Recently, an artist friend and I have been discussing art, specifically the differences between abstract art, modern art, and classical art. We have been asking a lot of questions about what ought to be in art. What are the limits of the artist? And “What does the artist need to be aware of when producing art?” Our conversation led us to consider the idea of the embodied logos as it relates to creating things, in our case, paintings and drawings.
On this blog, we have discussed the idea of embodied logos before, as it relates to mimetic teaching and other ideas that are central to classical education. As I reflected on this principle more and more, it has led me to consider its implications in other areas of my life. I wanted to know, how do I know I am embodying truth, goodness, and beauty in my art. I personally also wanted to know whether abstract art is okay to create and love. I have heard opposing viewpoints on the matter, and I wanted to sort through the tension for myself.
Last night, my friend sent me a link to the article ‘The Pictorial Metaphysics of the Icon’ (Don’t let the title scare you). While the article is more specifically talking about icons, the author presents some principles and ideas that apply to all art.
Through reading the article, I began to see the beauty in abstract art, which I have been extremely drawn to lately, especially abstract landscape paintings. The whole idea goes back to an incarnational view of reality. That all things have essences and are endowed with truth, goodness, and beauty. The truth that you, I, and our children are the image of God. These transcendent qualities of truth, goodness, and beauty have to be embodied for us to perceive them. At the same time, if we are overly concerned with what we can perceive with the senses, then we can lose sight of the truth that there is more to the world than what we can smell, see, taste, and hold in our hands.
I am going to need to read this article a few more times, and think about it a lot more, but here are some of my favorite quotes so far.
“For as St. Maximos the Confessor says, “He restores me in a marvelous way to myself, or rather to God from whom I received being and towards whom I am directed, long desirous of attaining happiness.”
“Indeed, crass naturalism is problematic since it, ironically, falsifies. It pretends to capture truth while it deceives with fleeting appearances.”
“It in fact lives up to the negative connotation of its other name ̶ illusionism. It relegates reality to fallen nature, untransfigured, and presents this mode of existence as the only true reality.[xxi] Moreover, as noted earlier, the current notions of “realism” as pictorial ideology ignore, if not completely deny, that art is in fact ultimately symbolic and communicative, aninterpretation of reality that carries a worldview, and not merely a neutral mirror of the world. It is then not such a surprise to find Erwin Panofsky aptly titling his legendary and influential work, Perspective as Symbolic Form.”

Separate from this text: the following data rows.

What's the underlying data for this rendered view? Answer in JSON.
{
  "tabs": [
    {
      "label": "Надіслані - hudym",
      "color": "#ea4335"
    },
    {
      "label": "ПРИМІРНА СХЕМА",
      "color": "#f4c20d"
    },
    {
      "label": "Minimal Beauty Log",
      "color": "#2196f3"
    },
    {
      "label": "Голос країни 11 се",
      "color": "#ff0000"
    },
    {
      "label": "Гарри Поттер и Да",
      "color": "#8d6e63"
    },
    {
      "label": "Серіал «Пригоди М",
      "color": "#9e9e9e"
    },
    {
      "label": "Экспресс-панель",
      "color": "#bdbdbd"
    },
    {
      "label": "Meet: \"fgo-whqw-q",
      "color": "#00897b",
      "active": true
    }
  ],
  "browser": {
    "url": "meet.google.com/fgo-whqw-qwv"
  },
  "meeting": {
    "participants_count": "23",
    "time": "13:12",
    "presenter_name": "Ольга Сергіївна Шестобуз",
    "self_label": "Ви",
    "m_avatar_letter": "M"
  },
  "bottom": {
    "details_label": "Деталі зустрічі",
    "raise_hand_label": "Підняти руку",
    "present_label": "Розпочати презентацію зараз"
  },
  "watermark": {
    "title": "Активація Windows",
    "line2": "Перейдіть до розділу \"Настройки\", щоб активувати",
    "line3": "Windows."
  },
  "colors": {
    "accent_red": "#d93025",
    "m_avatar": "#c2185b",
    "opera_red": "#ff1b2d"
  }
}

“All we’ve said so far shows that when it comes to pictorial form, traditional icons generally keep a tension between abstract and naturalistic qualities. This is because reality itself consists of intelligible (noetos) and sensible (aisthetos) realms. These spheres of being are symbolically conveyed by abstraction and naturalism respectively. We can then perhaps say that an attempt at pure-abstraction can imply a disregard, if not utter disdain, for things of sense or matter, while an overemphasis on naturalism is an obsession with corporeality, sensuality, or empiricism.[xxvi]”
“Similarly, the icon is a liturgical expression of “mingled worship”, the harmonious coming together of the intelligible and sensible in praise of God. Therefore, returning to St. Maximos, in the icon “abstraction”, as an act of “drawing out”, rather than being an “escape” from Nature, is in fact truly “realistic” for it is a peering into and unveiling of the mystery of the inherent goodness of beings, their grounding in divinity and transfiguration ̶ that is, the attainment of their true incorrupt Nature.”
“That is why Ouspensky says that in the icon, “Colors do not imitate the colors of the object,” [xxx] for the aim is not the duplication of a sensual apprehension but, rather, the articulation of a pictorial idea in conformity with the spiritual meaning, thelogos, of the subject at hand.”
“Rather, he is actually symbolically re-presenting what he has apprehended noetically, with eye of the heart.[xxxi] Without stopping at the surface he reaches for the foundation. The aim is not illusionism, neither an escape from Nature, but the unveiling of Reality.”
Thank you for thinking with me.
Expanding Wisdom, extending grace,